Force, he'd had this dream as a child! Somehow, he had known that his father was alive, and needing him. But he had blocked that knowledge from his conscious mind, until now.
Why? Why was it coming back now? His father was alive and well... wasn't he?
For a terrifying moment, everything felt fuzzy and unreal. His memories, even his very life. He didn't know what was real and what was only wishful thinking. Turning his head, he looked desperately for an anchor, for something that reassured him that the past year's happiness hadn't been a delusional fantasy. His gaze settled on the hologram of himself, his father and his sister, with their arms wrapped around each other and shaking with laughter. Han had been making goofy faces at them, and had them in stitches by the time he snapped the holo.
The young Jedi smiled at the memory and reaching out, he brushed the holo with trembling fingers, lingering on his father's laughing face.
He didn't know why he had remembered that episode of his childhood precisely tonight, but whatever the reason, he was glad. It was reassuring to know he had felt his father's living force and known he was alive when he had no way to know he was alive. The bond between them dated back that long, when neither of them was aware of the other's existence. It felt irrationally... comforting.
Dropping his hand, the young man let out a long sigh, and grabbing the edge of his pillow, he pressed up his face against it and turned off the light through the Force, all apprehension and foreboding fading away like a bad dream. In seconds, he was fast asleep again.

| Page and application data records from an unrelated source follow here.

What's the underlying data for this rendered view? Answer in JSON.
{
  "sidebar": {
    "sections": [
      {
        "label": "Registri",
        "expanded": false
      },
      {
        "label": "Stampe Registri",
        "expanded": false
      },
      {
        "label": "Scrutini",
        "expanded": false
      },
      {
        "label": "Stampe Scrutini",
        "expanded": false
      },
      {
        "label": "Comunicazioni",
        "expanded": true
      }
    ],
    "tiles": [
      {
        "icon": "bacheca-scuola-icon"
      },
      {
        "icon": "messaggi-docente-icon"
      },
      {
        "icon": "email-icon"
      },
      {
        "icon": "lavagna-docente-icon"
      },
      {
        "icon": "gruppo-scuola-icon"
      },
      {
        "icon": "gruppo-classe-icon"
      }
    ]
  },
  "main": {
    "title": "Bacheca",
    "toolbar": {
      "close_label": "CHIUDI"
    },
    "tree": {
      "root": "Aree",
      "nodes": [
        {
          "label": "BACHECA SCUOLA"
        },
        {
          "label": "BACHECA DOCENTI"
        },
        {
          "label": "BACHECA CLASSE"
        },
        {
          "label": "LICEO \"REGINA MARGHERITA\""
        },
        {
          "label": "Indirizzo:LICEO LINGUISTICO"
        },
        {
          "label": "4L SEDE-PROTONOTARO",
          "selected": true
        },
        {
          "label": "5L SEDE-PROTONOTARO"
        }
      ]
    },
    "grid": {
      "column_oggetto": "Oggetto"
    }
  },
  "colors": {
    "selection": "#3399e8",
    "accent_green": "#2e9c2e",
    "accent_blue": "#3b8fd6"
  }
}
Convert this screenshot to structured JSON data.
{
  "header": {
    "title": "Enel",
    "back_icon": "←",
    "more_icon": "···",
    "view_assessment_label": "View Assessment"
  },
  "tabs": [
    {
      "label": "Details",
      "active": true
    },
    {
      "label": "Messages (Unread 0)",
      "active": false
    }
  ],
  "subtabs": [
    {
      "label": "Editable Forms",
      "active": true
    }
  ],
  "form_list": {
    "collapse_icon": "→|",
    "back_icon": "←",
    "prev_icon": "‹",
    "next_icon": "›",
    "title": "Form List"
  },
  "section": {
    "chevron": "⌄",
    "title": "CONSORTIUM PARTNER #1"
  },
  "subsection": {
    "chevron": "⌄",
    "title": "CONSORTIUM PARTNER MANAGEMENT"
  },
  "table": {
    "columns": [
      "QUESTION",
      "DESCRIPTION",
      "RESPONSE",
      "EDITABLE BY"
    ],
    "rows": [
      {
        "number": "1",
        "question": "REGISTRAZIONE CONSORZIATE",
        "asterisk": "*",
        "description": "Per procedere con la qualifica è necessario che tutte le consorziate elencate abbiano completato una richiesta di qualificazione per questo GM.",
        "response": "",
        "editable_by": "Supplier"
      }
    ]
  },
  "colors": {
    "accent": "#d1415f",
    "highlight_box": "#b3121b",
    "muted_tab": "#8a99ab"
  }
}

When he was sure that his son was sound asleep, Anakin stepped out of the shadows and approached the bed, staring lovingly at the peacefully sleeping form.
It was a dark night, but Coruscant's lights filtered through the half-closed blinders, allowing him to look his fill of his child.
Luke's nightmare had awakened him, and he'd hurried to his son's side. Once inside his quarters, he felt that his boy was beginning to calm down, and not wanting him to feel his presence, he kept still and waited for him to fall asleep again.
He didn't have many opportunities to see his children sleep, and he revelled in the unexpected opportunity.
Watching Luke sleep felt like witnessing a miracle. He shone, pure and simple. The light filtering in from outside created a soft, eerie glow around him, making him look like an angel. That sight alone brought him more peace than hours of meditation.
Drawn to that source of Light like a starving man, Anakin got ever closer to the bed and contemplated the beauty and innocence that was his son.
Unable to help himself, he reached out and caressed the side of his child's face, careful to not awake him again. His eyes misted.
"Yes, my son," he whispered. "I was lonely. And hurting. And angry," he swallowed the lump in his throat. "And I needed you. Force, how much I needed you!"
Luke stirred a little, but didn't wake up. His head moved a little under Anakin's hand, leaning into his father's touch.
The older man thought his heart would explode. Bending down oh-so-slowly, he placed a tender kiss on the top of the blond head and on the soft brow.
"I'll always need you, Luke," he murmured against his son's skin, filling his lungs with his unique, fragrant scent. "I love you. Have no fear, little one. You won't have to miss me anymore. Never again."
Luke quieted under his father's lips, as Anakin's words seeped into his being and dispelled all the fears of a needy orphan child.
Anakin retraced his steps in the dark, without taking his eyes off his son.
"Thank you for making my life worthwhile again, my precious one," he whispered before the doors closed after him.